DATA SUPPLIED ▸
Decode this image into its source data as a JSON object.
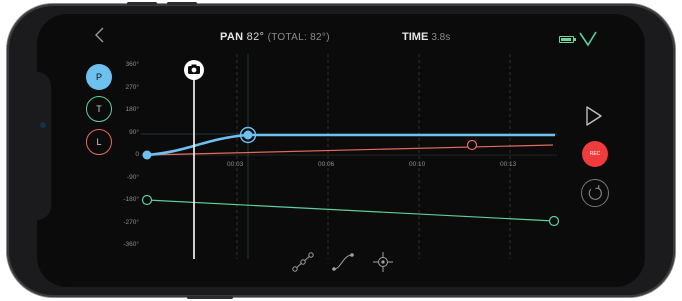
{
  "header": {
    "pan_label": "PAN",
    "pan_value": "82°",
    "pan_total": "(TOTAL: 82°)",
    "time_label": "TIME",
    "time_value": "3.8s",
    "battery_level": 0.9
  },
  "axes": {
    "items": [
      {
        "label": "P",
        "color": "#6ec1ee"
      },
      {
        "label": "T",
        "color": "#5fcf9d"
      },
      {
        "label": "L",
        "color": "#e36b5a"
      }
    ]
  },
  "graph": {
    "y_ticks": [
      "360°",
      "270°",
      "180°",
      "90°",
      "0",
      "-90°",
      "-180°",
      "-270°",
      "-360°"
    ],
    "x_ticks": [
      "00:03",
      "00:06",
      "00:10",
      "00:13"
    ],
    "colors": {
      "pan": "#6ec1ee",
      "tilt": "#5fcf9d",
      "lens": "#e36b5a"
    }
  },
  "controls": {
    "rec_label": "REC"
  },
  "icons": {
    "back": "chevron-left-icon",
    "confirm": "checkmark-icon",
    "camera": "camera-icon",
    "play": "play-icon",
    "loop": "loop-icon",
    "linear": "linear-curve-icon",
    "ease": "ease-curve-icon",
    "target": "crosshair-icon"
  }
}
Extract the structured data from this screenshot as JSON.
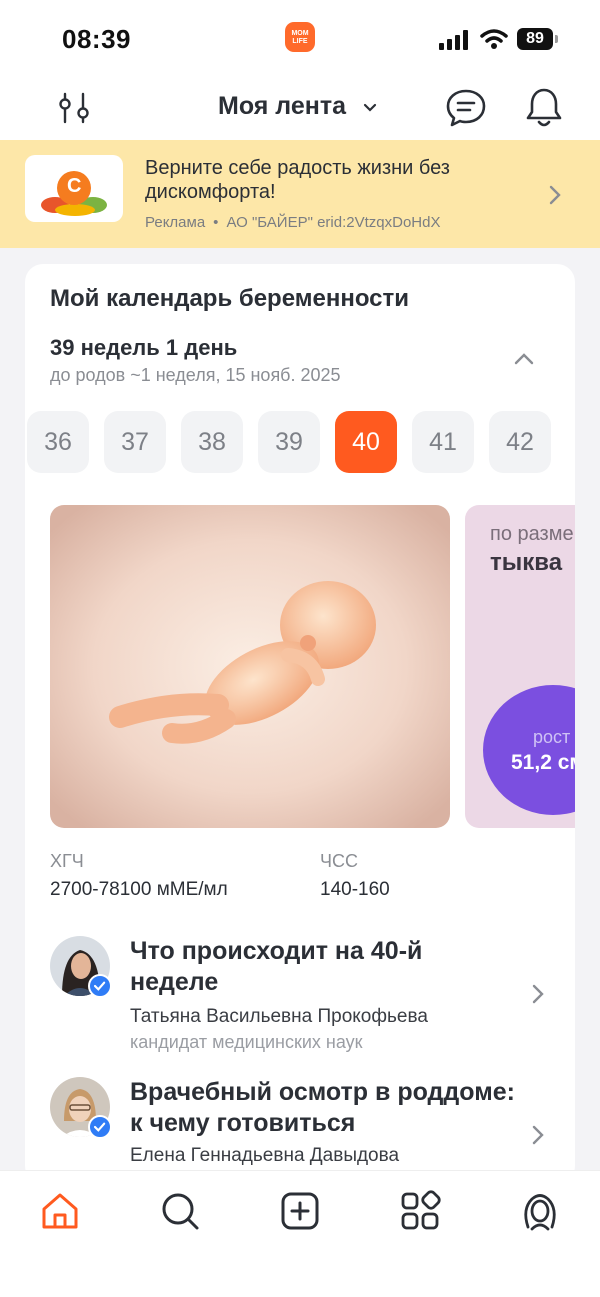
{
  "status_bar": {
    "time": "08:39",
    "app_logo_text": "MOM LIFE",
    "battery": "89"
  },
  "header": {
    "title": "Моя лента",
    "icons": [
      "filter-icon",
      "chevron-down-icon",
      "chat-icon",
      "bell-icon"
    ]
  },
  "ad": {
    "text": "Верните себе радость жизни без дискомфорта!",
    "label": "Реклама",
    "advertiser": "АО \"БАЙЕР\" erid:2VtzqxDoHdX",
    "thumb_letter": "C"
  },
  "calendar": {
    "title": "Мой календарь беременности",
    "weeks_title": "39 недель 1 день",
    "due_text": "до родов ~1 неделя, 15 нояб. 2025",
    "weeks": [
      "36",
      "37",
      "38",
      "39",
      "40",
      "41",
      "42"
    ],
    "selected_week": "40",
    "size_card": {
      "label": "по разме",
      "fruit": "тыква",
      "metric_label": "рост",
      "metric_value": "51,2 см"
    },
    "stats": [
      {
        "label": "ХГЧ",
        "value": "2700-78100 мМЕ/мл"
      },
      {
        "label": "ЧСС",
        "value": "140-160"
      }
    ]
  },
  "articles": [
    {
      "title": "Что происходит на 40-й неделе",
      "author": "Татьяна Васильевна Прокофьева",
      "role": "кандидат медицинских наук"
    },
    {
      "title": "Врачебный осмотр в роддоме: к чему готовиться",
      "author": "Елена Геннадьевна Давыдова"
    }
  ],
  "bottom_nav": [
    "home-icon",
    "search-icon",
    "add-icon",
    "services-icon",
    "profile-icon"
  ],
  "colors": {
    "accent": "#ff5a1f",
    "ad_background": "#fde7a8",
    "size_circle": "#7b4fe0",
    "verified": "#2f7cf6"
  }
}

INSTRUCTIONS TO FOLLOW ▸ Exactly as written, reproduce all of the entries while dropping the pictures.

EXPECTED ANSWER ▸
Decode this image into its source data as a JSON object.
{
  "header": {
    "pan_label": "PAN",
    "pan_value": "82°",
    "pan_total": "(TOTAL: 82°)",
    "time_label": "TIME",
    "time_value": "3.8s",
    "battery_level": 0.9
  },
  "axes": {
    "items": [
      {
        "label": "P",
        "color": "#6ec1ee"
      },
      {
        "label": "T",
        "color": "#5fcf9d"
      },
      {
        "label": "L",
        "color": "#e36b5a"
      }
    ]
  },
  "graph": {
    "y_ticks": [
      "360°",
      "270°",
      "180°",
      "90°",
      "0",
      "-90°",
      "-180°",
      "-270°",
      "-360°"
    ],
    "x_ticks": [
      "00:03",
      "00:06",
      "00:10",
      "00:13"
    ],
    "colors": {
      "pan": "#6ec1ee",
      "tilt": "#5fcf9d",
      "lens": "#e36b5a"
    }
  },
  "controls": {
    "rec_label": "REC"
  },
  "icons": {
    "back": "chevron-left-icon",
    "confirm": "checkmark-icon",
    "camera": "camera-icon",
    "play": "play-icon",
    "loop": "loop-icon",
    "linear": "linear-curve-icon",
    "ease": "ease-curve-icon",
    "target": "crosshair-icon"
  }
}
Extract the structured data from this screenshot as JSON.
{
  "status_bar": {
    "time": "08:39",
    "app_logo_text": "MOM LIFE",
    "battery": "89"
  },
  "header": {
    "title": "Моя лента",
    "icons": [
      "filter-icon",
      "chevron-down-icon",
      "chat-icon",
      "bell-icon"
    ]
  },
  "ad": {
    "text": "Верните себе радость жизни без дискомфорта!",
    "label": "Реклама",
    "advertiser": "АО \"БАЙЕР\" erid:2VtzqxDoHdX",
    "thumb_letter": "C"
  },
  "calendar": {
    "title": "Мой календарь беременности",
    "weeks_title": "39 недель 1 день",
    "due_text": "до родов ~1 неделя, 15 нояб. 2025",
    "weeks": [
      "36",
      "37",
      "38",
      "39",
      "40",
      "41",
      "42"
    ],
    "selected_week": "40",
    "size_card": {
      "label": "по разме",
      "fruit": "тыква",
      "metric_label": "рост",
      "metric_value": "51,2 см"
    },
    "stats": [
      {
        "label": "ХГЧ",
        "value": "2700-78100 мМЕ/мл"
      },
      {
        "label": "ЧСС",
        "value": "140-160"
      }
    ]
  },
  "articles": [
    {
      "title": "Что происходит на 40-й неделе",
      "author": "Татьяна Васильевна Прокофьева",
      "role": "кандидат медицинских наук"
    },
    {
      "title": "Врачебный осмотр в роддоме: к чему готовиться",
      "author": "Елена Геннадьевна Давыдова"
    }
  ],
  "bottom_nav": [
    "home-icon",
    "search-icon",
    "add-icon",
    "services-icon",
    "profile-icon"
  ],
  "colors": {
    "accent": "#ff5a1f",
    "ad_background": "#fde7a8",
    "size_circle": "#7b4fe0",
    "verified": "#2f7cf6"
  }
}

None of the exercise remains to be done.